Reproduce all lines of the listing below in which the word "name" occurs.
============
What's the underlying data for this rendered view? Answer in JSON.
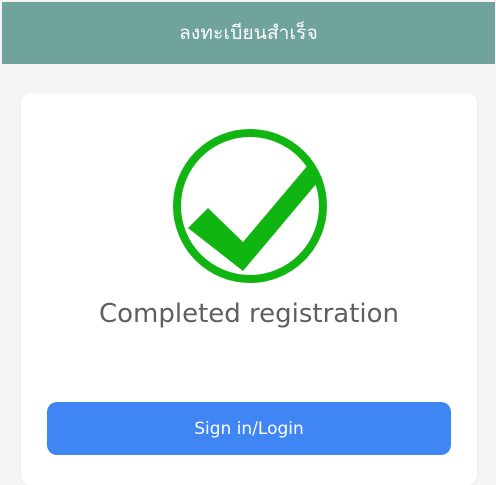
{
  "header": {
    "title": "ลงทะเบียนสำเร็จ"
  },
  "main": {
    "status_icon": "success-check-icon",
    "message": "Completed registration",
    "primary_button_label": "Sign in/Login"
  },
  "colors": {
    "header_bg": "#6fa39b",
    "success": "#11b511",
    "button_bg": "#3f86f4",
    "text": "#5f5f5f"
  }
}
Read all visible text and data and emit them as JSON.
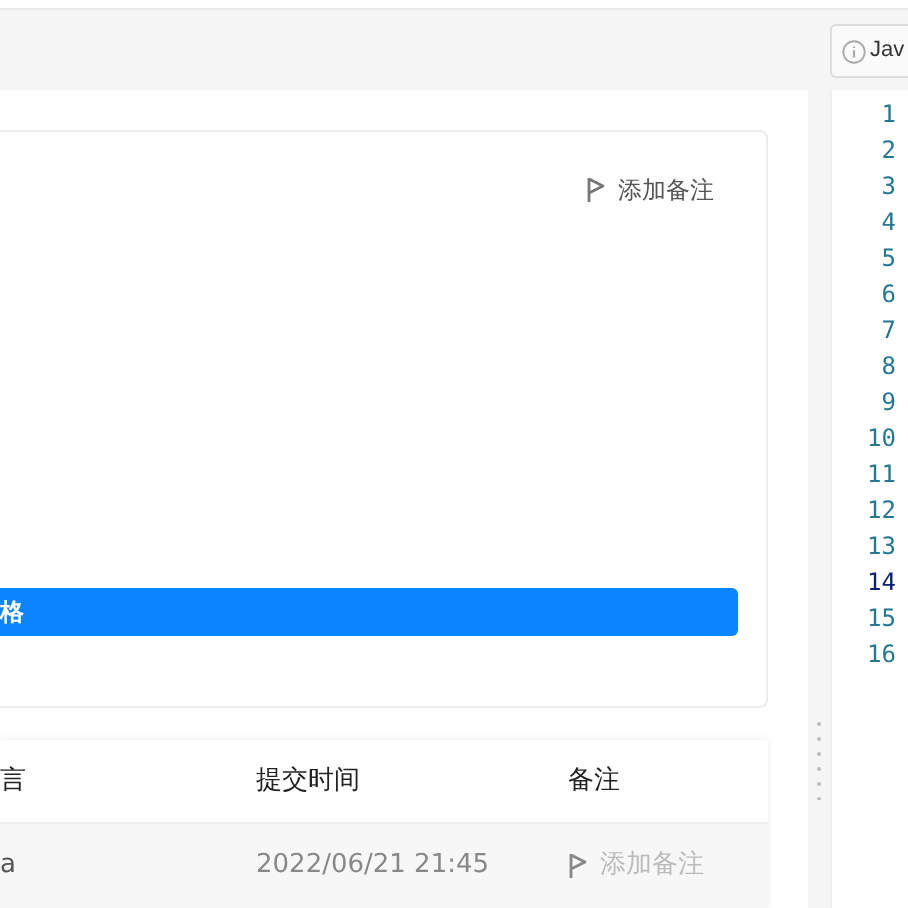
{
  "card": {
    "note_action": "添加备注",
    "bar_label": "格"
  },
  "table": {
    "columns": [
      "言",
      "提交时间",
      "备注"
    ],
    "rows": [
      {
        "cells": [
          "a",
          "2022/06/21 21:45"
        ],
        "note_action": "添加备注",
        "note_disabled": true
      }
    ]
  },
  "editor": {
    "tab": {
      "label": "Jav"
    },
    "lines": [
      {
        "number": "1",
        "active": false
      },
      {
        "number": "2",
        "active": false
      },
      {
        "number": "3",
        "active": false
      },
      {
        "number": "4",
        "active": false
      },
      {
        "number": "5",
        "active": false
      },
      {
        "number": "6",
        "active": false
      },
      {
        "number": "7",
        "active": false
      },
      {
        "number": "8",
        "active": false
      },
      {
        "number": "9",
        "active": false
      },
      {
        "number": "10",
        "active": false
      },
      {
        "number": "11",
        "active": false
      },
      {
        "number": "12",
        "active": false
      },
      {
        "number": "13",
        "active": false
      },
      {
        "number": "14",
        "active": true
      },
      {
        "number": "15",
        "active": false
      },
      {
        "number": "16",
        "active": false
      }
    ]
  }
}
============
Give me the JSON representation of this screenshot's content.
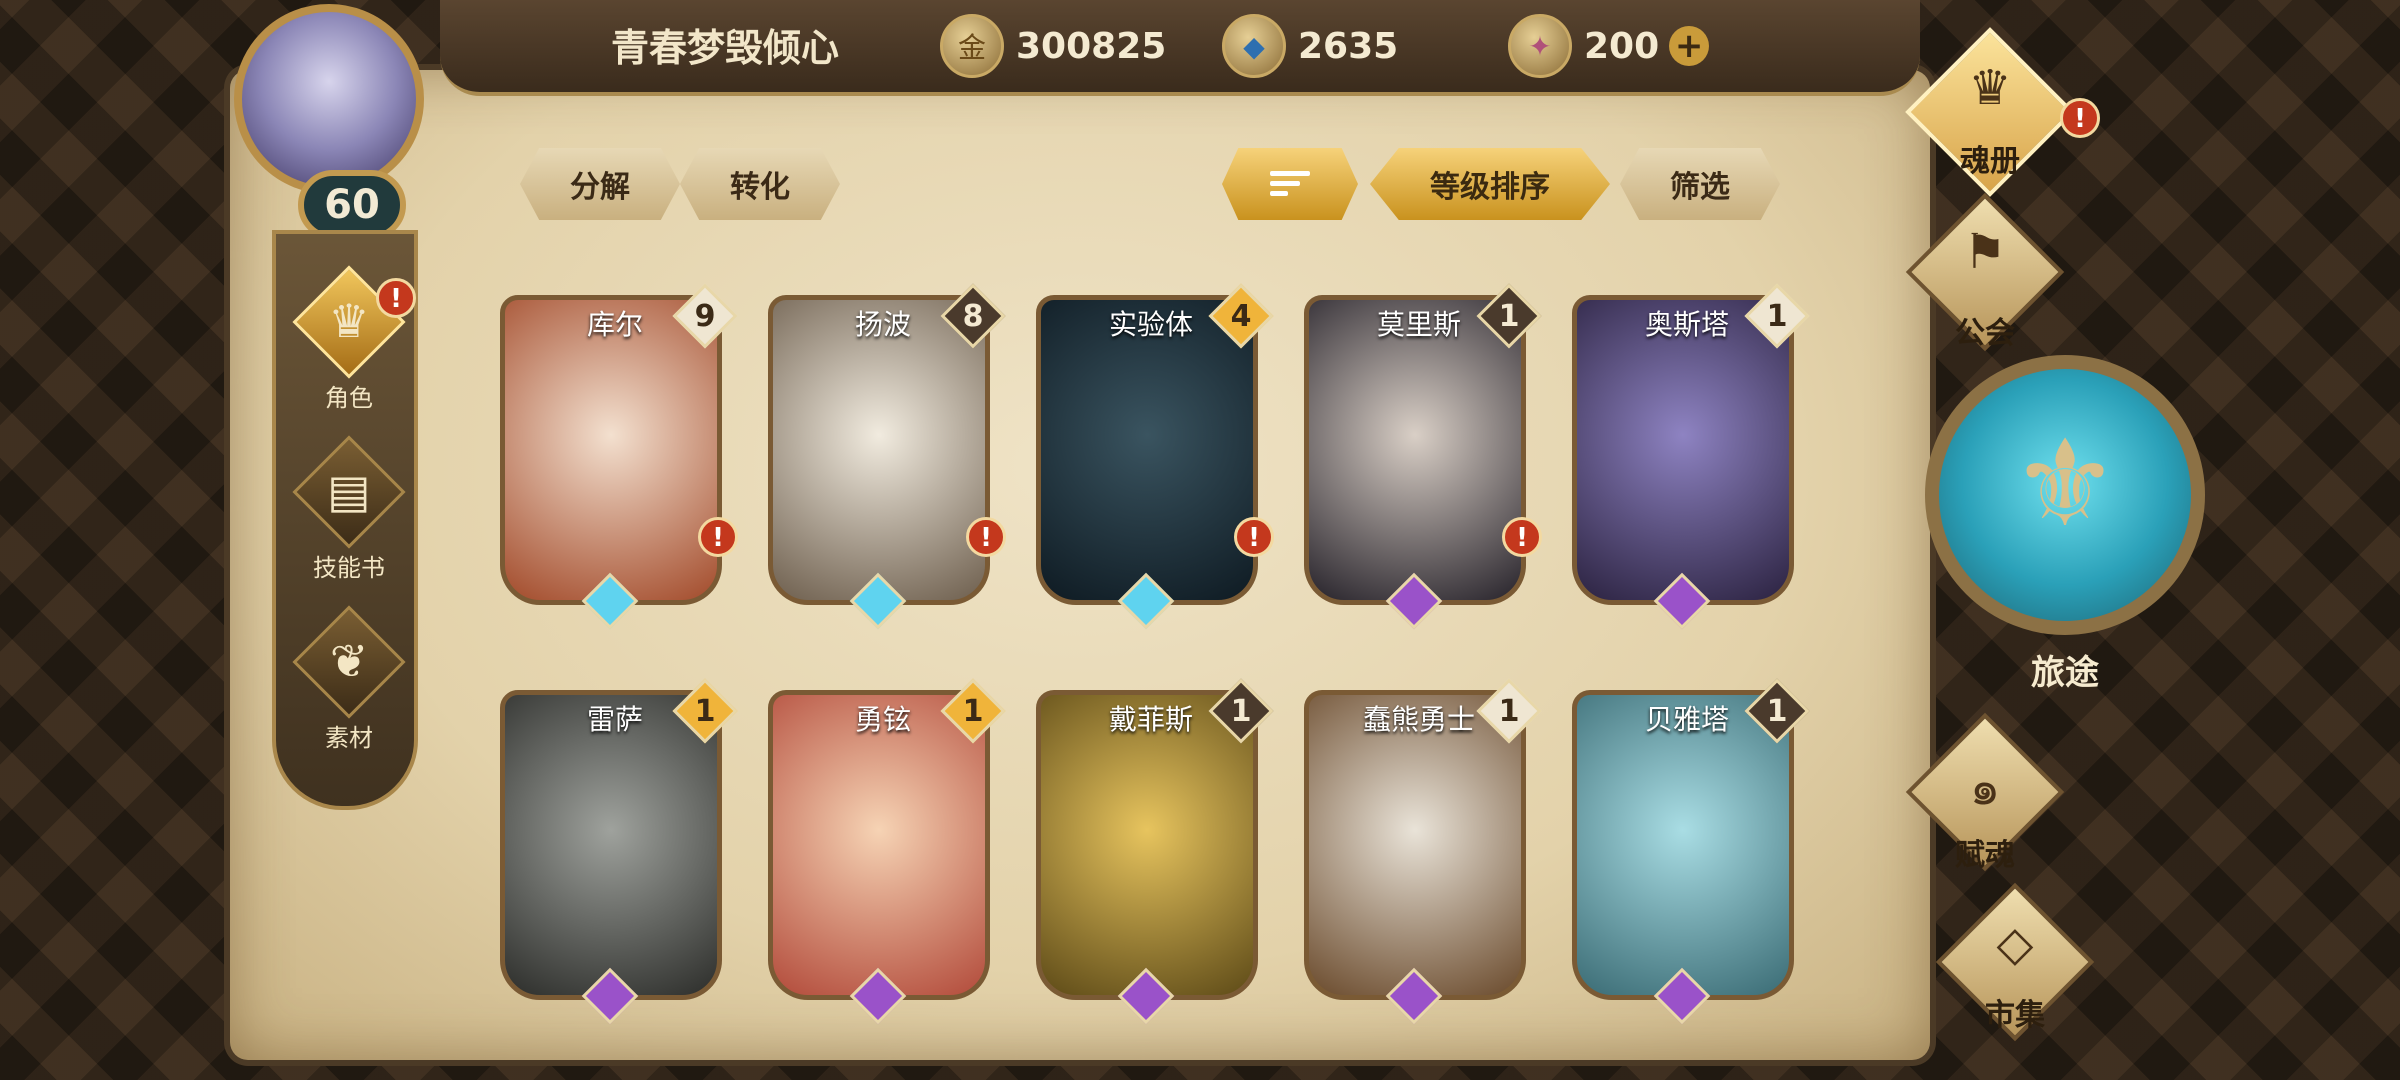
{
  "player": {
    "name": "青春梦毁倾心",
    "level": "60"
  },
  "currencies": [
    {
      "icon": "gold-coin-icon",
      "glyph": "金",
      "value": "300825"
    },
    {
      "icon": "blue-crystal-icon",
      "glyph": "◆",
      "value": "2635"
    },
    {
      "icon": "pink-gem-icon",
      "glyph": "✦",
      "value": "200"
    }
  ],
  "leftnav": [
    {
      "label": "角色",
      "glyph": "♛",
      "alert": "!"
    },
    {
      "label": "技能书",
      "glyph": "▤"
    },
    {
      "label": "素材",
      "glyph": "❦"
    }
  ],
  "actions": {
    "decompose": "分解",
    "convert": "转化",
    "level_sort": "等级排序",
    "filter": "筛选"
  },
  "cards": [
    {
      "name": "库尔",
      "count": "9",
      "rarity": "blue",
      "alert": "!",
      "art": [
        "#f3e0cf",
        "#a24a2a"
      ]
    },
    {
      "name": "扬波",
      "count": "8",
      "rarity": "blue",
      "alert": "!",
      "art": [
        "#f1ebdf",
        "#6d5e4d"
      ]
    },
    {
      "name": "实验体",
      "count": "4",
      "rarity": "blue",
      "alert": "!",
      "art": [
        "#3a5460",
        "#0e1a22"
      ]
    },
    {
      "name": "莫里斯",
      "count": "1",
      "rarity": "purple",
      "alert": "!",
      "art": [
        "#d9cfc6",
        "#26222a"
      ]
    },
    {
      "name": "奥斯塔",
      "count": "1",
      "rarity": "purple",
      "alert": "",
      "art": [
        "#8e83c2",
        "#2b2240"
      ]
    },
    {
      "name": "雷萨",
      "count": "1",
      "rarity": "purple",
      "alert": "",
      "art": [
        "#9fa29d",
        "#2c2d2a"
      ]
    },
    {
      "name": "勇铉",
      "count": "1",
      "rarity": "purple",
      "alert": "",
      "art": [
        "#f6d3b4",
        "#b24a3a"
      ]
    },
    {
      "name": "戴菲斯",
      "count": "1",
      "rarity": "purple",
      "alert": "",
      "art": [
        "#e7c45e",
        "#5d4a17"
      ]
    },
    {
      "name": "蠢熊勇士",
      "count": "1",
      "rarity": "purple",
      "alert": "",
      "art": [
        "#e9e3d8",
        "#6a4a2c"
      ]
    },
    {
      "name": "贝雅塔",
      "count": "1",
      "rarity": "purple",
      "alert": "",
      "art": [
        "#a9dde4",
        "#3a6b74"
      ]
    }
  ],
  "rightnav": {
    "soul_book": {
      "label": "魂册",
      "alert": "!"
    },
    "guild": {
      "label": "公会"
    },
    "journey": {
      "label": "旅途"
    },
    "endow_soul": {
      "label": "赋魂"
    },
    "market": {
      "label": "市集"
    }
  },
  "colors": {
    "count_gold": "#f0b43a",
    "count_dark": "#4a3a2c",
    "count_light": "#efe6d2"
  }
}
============
_Result of this task:_
    "name": "青春梦毁倾心",
      "name": "库尔",
      "name": "扬波",
      "name": "实验体",
      "name": "莫里斯",
      "name": "奥斯塔",
      "name": "雷萨",
      "name": "勇铉",
      "name": "戴菲斯",
      "name": "蠢熊勇士",
      "name": "贝雅塔",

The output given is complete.